Cooking with Grease

I always thought that using the cookbook method was an odd approach to programming. The idea is to abstract some of the difficult things to do at the low level so you can get on with the making instead of reinventing string stuff for the tenth time or whatever. This is done on grand scale with things like DirectX and OpenGL or even more intensely with something like BlitzBasic. Who wants to deal with low-level graphics programming when you could be making your games?

The main drawback of programming like that to me was that you can end up not understanding anything about the topic you used the cookbook for. It makes weird problems you inevitably encounter nearly impossible to debug. But for some things, you can’t avoid that; I certainly don’t understand how OpenGL triangle strips end up making nice objects on screen, and I never will. But now I find myself with an entire language apparently devoted to cookbook programming for nearly everything. That is, Java.

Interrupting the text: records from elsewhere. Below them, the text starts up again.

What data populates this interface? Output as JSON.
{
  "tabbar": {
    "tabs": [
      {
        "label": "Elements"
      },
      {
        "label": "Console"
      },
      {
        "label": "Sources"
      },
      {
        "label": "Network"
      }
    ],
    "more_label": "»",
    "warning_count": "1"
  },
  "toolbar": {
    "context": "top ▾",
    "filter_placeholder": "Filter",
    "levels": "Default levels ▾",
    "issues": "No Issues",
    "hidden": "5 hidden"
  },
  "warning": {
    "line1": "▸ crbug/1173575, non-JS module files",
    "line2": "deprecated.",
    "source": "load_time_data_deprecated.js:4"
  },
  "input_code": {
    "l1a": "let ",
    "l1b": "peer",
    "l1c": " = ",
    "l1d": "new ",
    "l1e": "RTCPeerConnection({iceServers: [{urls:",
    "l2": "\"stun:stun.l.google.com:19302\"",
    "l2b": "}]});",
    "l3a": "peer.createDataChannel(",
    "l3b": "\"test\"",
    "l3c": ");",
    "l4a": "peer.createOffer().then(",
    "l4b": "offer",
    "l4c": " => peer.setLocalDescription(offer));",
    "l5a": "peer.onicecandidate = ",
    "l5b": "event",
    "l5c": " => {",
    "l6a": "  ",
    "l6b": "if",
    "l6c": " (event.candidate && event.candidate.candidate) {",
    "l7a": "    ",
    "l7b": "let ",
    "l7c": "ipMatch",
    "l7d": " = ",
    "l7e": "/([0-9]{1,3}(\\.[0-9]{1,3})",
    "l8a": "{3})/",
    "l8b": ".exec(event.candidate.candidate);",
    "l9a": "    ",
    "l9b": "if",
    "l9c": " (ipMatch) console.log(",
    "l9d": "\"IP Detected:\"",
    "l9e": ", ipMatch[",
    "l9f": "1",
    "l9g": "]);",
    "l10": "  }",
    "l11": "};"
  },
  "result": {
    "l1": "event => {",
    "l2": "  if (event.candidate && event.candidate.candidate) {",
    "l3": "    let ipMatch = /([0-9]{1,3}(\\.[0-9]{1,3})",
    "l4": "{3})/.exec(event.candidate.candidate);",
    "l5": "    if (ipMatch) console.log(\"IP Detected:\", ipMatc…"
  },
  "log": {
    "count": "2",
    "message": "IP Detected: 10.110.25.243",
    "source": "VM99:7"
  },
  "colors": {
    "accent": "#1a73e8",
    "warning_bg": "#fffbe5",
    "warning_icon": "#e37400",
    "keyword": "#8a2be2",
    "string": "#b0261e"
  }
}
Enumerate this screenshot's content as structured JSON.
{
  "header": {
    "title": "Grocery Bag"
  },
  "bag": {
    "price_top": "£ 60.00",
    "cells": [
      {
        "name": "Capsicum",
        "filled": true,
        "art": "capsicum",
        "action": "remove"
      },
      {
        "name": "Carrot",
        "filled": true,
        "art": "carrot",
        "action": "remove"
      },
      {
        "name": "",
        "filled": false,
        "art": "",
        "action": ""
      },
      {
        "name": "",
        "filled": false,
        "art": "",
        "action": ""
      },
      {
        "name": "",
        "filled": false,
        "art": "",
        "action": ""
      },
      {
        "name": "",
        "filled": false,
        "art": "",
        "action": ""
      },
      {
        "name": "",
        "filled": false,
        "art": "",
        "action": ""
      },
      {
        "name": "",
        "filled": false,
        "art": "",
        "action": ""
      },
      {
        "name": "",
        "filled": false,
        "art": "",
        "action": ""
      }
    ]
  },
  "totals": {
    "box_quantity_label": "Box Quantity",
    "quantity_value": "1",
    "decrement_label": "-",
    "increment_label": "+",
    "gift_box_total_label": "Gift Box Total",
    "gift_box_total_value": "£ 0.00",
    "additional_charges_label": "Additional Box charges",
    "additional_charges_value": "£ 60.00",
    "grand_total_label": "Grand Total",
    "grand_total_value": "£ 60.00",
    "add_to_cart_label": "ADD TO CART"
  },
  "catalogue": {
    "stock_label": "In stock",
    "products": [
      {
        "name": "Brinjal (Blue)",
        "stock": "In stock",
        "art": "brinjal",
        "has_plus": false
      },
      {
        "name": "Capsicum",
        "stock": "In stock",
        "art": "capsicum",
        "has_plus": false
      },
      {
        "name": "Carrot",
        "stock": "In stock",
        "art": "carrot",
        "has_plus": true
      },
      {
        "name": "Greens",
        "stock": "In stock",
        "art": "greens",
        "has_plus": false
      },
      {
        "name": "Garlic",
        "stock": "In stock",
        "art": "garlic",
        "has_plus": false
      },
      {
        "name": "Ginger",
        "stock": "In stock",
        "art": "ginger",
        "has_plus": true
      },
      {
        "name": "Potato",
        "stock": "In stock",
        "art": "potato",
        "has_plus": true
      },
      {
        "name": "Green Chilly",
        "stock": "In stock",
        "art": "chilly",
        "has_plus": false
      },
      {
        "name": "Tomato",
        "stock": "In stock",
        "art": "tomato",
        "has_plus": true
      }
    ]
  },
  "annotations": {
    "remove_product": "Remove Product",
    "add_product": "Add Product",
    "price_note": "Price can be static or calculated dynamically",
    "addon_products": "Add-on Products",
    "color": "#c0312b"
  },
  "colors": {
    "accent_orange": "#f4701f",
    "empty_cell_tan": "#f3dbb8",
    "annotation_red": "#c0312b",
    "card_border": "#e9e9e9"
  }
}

At least to me it seems like cookbook programming. You could (and people do) approach C++ the same way, for instance, by using a thing like Boost or wxWidgets (especially cross-platform). But I always found the documentation to be either so hard to understand (in the case of Boost) or so chaotic (in the case of wxWidgets) that I ended up having to really look at the examples and classes I was using and really understand them to use them anyway. Don’t believe me? Take a look at one of the coolest things in Boost:  the multi-index container. Awesome piece of code, but it is hard to get the hang of. The examples don’t cover the things it is really useful for; the examples are mostly for things that other lists already do, or too simple. So you have to dive deep in the tests and the source code to find out what is going on. That’s not really cookbook-style to me; it just saves me the trouble of actually writing the code, but I still have to know what’s going on.

Well, Java may not have a multi-index going for it, but it has a ton of stuff. And the kicker is, it is basically all built in, especially if you use Eclipse (see red squiggly, hover over, import the missing bits). One of the big hurdles to Boost or any other C++ library is shoehorning it into your project and build workflows. It can be a real pain to do. Java is just…there. And Boost/wxWidgets/Poco/etc. are all missing big chunks because trying to do academic things mixed with GUI seems to be a no-no. This is compared to Java, which is a pretty complete solution.

So by having a ton of stuff, you can Google even weird problems and the solution is there. Just cut and paste, and you are cooking up a new program. This is definitely a good thing, just like Boost is; no need to reinvent the wheel. But I feel like I am missing out on the nuts and bolts of Java, which I guess is the idea. It is worrying, because I feel a bit like I am working without a net.

That is the big drawback to me so far: when something doesn’t function as expected or is just too limited. I always had the opportunity to dive into the other open source libraries if I needed to see exactly what weirdness is going on or see the lack of functionality, and often I could fix the problem and submit the bug or modification to the project for a change. Bureaucracy aside, the fix or enhancement would eventually get in, but I could patch things on my side for our next release (I only ever used licenses that allowed that for obvious reasons) and everything was good to go.

I don’t know of a parallel in Java. If something doesn’t do what I need, then I don’t have a way to add in a modification that will do it, and bugs mean you just have to wait. Today’s issue for me is how the java.awt.Color object works.

Basically, it lacks the ability to multiply the color contained therein by either a scale factor or another color. To do that you have to release the previous instance and make a new one, which in my case could mean a lot of references tossed to the garbage collector, and it is slow way to do such a simple thing for thousands of color nodes anyway. That means the object is useless for things like color shifted bitmaps or lightening/darkening the color. There is a function to brighten or darken the bitmap, but it is by a fixed factor; you can’t specify the scaling yourself.

This is a nuisance, because what I would like to do is declare my own bitmaps that are arrays of Color objects, and then write their RGBA values directly to a BufferedImage and then blit said image to the screen. Instead, I either have to use arrays of integers for my bitmaps or make my own flavor of Color and use that.

Well, I chose the second path, and for my own purposes named it FastColor. It didn’t take long to write it, but it seems inelegant. Java gives so much, but when you are out of luck the improvisation feels tacked on. You don’t have a net with Java, and I don’t know where I will go if something doesn’t exist, and I can’t find a way around it. I always had the option to rewrite things at low levels if I needed to. It makes me want to rein in my ambitions when working with Java. I suppose that working low level in C/C++ is what the JNI is for…but I usually only need to tweak something, not rewrite the whole thing!

Oh, and I made good chili this weekend. The analog type. From a real cookbook.

Leave a Reply